5. If patients are pregnant, treatment should be recommended following pregnancy for at least 12 months following enrolment, according to BHIVA guidelines.
6. Able to provide written informed consent and available for long-term follow-up
7. If the patient is assessed as being at high risk for nonadherence on the Beliefs about Medicines Questionnaire-Highly Active Antiretorivral Therapy BMQ-HAART, they are eligible to participate in the intervention trial.

Participant type

Patient

Age group

Adult

Gender

Both

Target number of participants

372

Participant exclusion criteria

Exclusion criteria for both observational and interventional components:
1. Patients who do not speak English
2. Patients who will be leaving the country for 12 months after their treatment offer and hence will not be available for the follow-up appointments or telephone follow-ups
3. Patients who lack capacity to consent for themselves
4. Patients who have been hospitalised for a mental disorder in the past 2 years
5. Current suicidality or self harm
6. Pervasive developmental disorders
7. Active substance misuse/dependence in last three months which renders the patient unable to adhere to the study protocol in the opinion of the physician or investigator
8. Patients who have ever received antiretroviral therapy in outpatient care
9. Psychiatric or addictive disorders which could preclude obtaining informed consent

Criteria for discontinuation
Participants may be discontinued from participation in either the observational or interventional components of the study at any time, at the discretion of the Investigator.
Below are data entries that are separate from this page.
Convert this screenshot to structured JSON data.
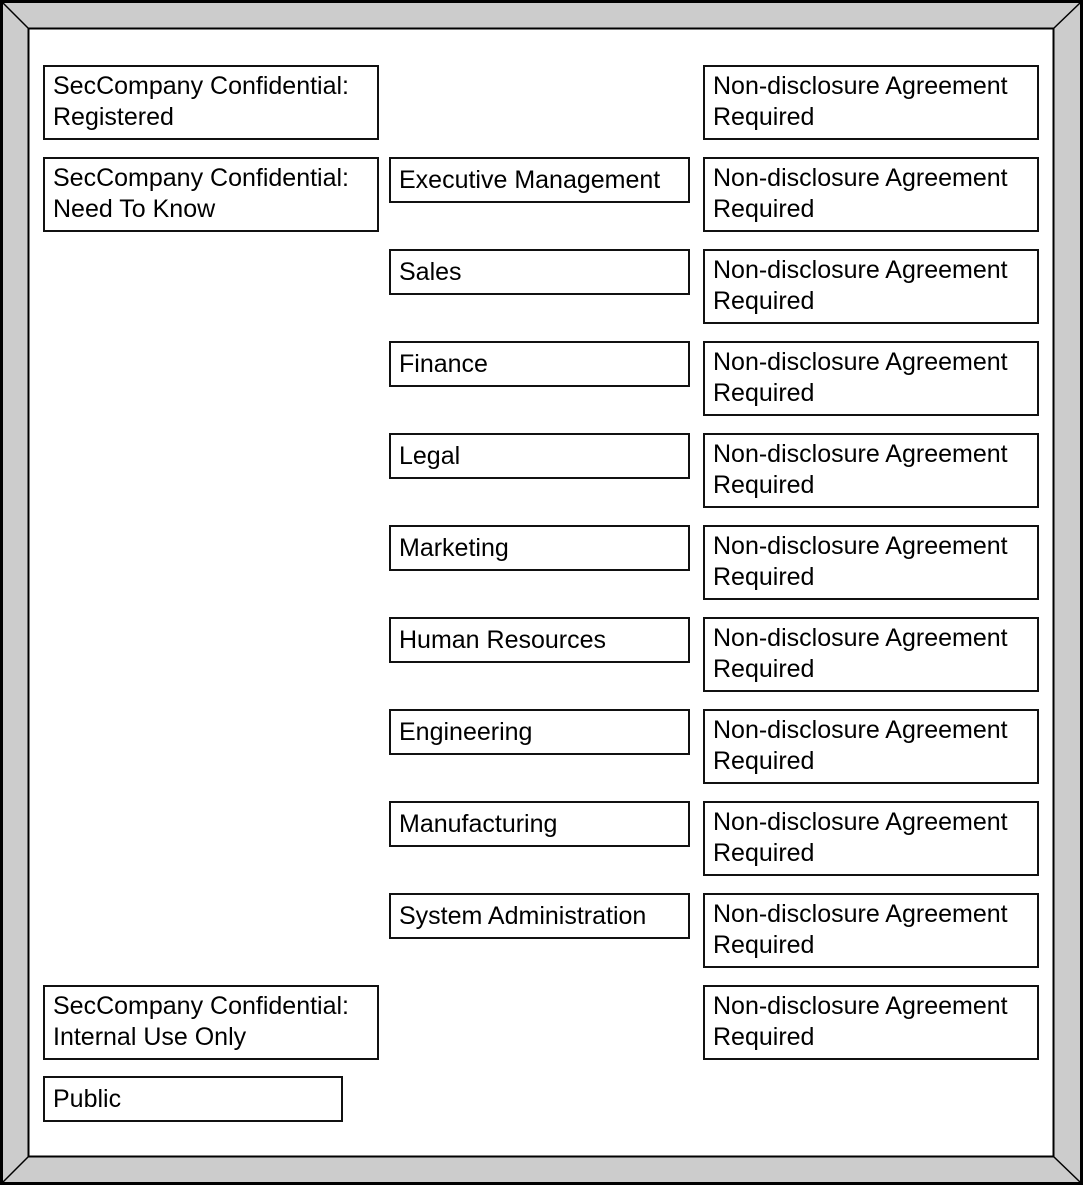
{
  "diagram": {
    "frame_colors": {
      "bevel": "#cccccc",
      "outline": "#000000",
      "box_border": "#111111"
    },
    "rows": [
      {
        "level": {
          "lines": [
            "SecCompany Confidential:",
            "Registered"
          ]
        },
        "category": null,
        "caveat": {
          "lines": [
            "Non-disclosure Agreement",
            "Required"
          ]
        }
      },
      {
        "level": {
          "lines": [
            "SecCompany Confidential:",
            "Need To Know"
          ]
        },
        "category": {
          "label": "Executive Management"
        },
        "caveat": {
          "lines": [
            "Non-disclosure Agreement",
            "Required"
          ]
        }
      },
      {
        "level": null,
        "category": {
          "label": "Sales"
        },
        "caveat": {
          "lines": [
            "Non-disclosure Agreement",
            "Required"
          ]
        }
      },
      {
        "level": null,
        "category": {
          "label": "Finance"
        },
        "caveat": {
          "lines": [
            "Non-disclosure Agreement",
            "Required"
          ]
        }
      },
      {
        "level": null,
        "category": {
          "label": "Legal"
        },
        "caveat": {
          "lines": [
            "Non-disclosure Agreement",
            "Required"
          ]
        }
      },
      {
        "level": null,
        "category": {
          "label": "Marketing"
        },
        "caveat": {
          "lines": [
            "Non-disclosure Agreement",
            "Required"
          ]
        }
      },
      {
        "level": null,
        "category": {
          "label": "Human Resources"
        },
        "caveat": {
          "lines": [
            "Non-disclosure Agreement",
            "Required"
          ]
        }
      },
      {
        "level": null,
        "category": {
          "label": "Engineering"
        },
        "caveat": {
          "lines": [
            "Non-disclosure Agreement",
            "Required"
          ]
        }
      },
      {
        "level": null,
        "category": {
          "label": "Manufacturing"
        },
        "caveat": {
          "lines": [
            "Non-disclosure Agreement",
            "Required"
          ]
        }
      },
      {
        "level": null,
        "category": {
          "label": "System Administration"
        },
        "caveat": {
          "lines": [
            "Non-disclosure Agreement",
            "Required"
          ]
        }
      },
      {
        "level": {
          "lines": [
            "SecCompany Confidential:",
            "Internal Use Only"
          ]
        },
        "category": null,
        "caveat": {
          "lines": [
            "Non-disclosure Agreement",
            "Required"
          ]
        }
      },
      {
        "level": {
          "lines": [
            "Public"
          ]
        },
        "category": null,
        "caveat": null
      }
    ]
  }
}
Specific reasons for discontinuing a participant from the study are:
1. Withdrawal of informed consent
2. Development of exclusion criteria or other safety reasons during the study
3. Incorrect enrolment or randomisation of the subject

Recruitment start date

06/01/2014

Recruitment end date

31/10/2016

Locations

Countries of recruitment

United Kingdom

Trial participating centre

School of Pharmacy
London
WC1H 9JP
United Kingdom

Sponsor information

Organisation

Brighton and Sussex University Hospitals NHS Trust (UK)

Sponsor details

Royal Sussex County Hospital
Eastern Road
Brighton
BN2 5BE
United Kingdom

Sponsor type

Hospital/treatment centre

Website

Funders

Funder type

Government

Funder name

National Institute for Health (NIHR) (UK) - Research Central Commissioning Facility; Grant Codes: RP-PG-0109-10047

Alternative name(s)

Funding Body Type

Funding Body Subtype

Location

Results and Publications

Publication and dissemination plan

Not provided at time of registration

Intention to publish date

Participant level data

Not provided at time of registration

Results - basic reporting

Publication summary

Publication citations

Additional files

Editorial Notes